A sip of cultural anthropology for any of Torontoist’s American cousins who might be venturing this side of the border for March Break. Today’s lesson: Tim Horton’s, known variously by locals as Timmy’s, Uncle Tim’s or Hortie’s, depending on the region in which you find yourself. Our caffeine nation’s signature coffee joint opened its first shop in Hamilton, Ontario in 1964, and is eponymously named for its late founder, NHL hockey star Tim Horton. At 5am most winter weekends, you’ll find bleary-eyed soccer moms and hockey dads in line, fuelling up for a cold day at the rink watching Pee Wee practice (and ordering up an assortment of Timbits, those delectable bite-sized donut holes). Beyond the typical orders for a double-double (double cream, double sugar), close observers will notice another, more peculiar ritual exclusive to this time of year, wherein before discarding their waxed cardboard take-out cups, customers suck or gnaw at the lip of the cup.
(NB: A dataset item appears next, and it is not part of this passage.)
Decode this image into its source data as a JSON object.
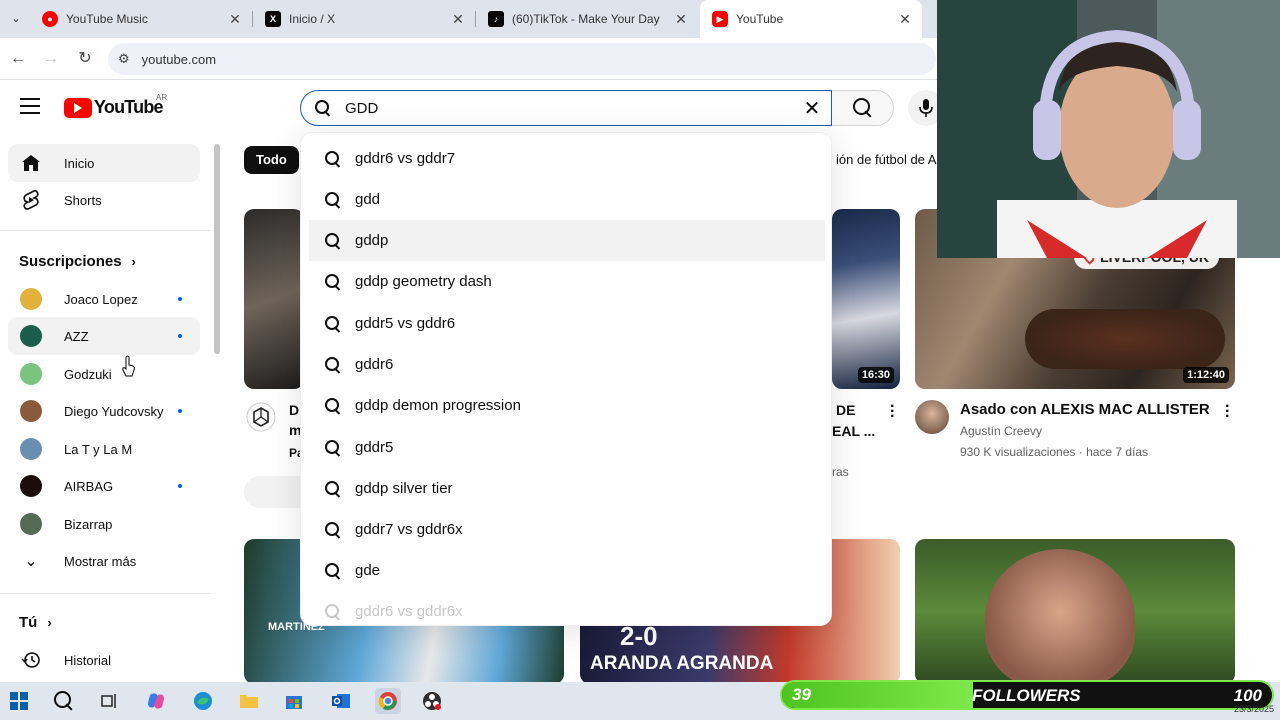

This is not some bizarre Northern mating ritual (or a prelude to throat-singing); it is the annual instalment of the chain’s Rrroll Up the Rim To Win promotion, a craze which débuted in 1986 (chances of winning a prize under the rim, from free java to SUV, are 1 in 9). One caution: in Torontoist’s experience, it is best to drink all the contents first.
Image: “National Caffeine,” by artist John Huggins.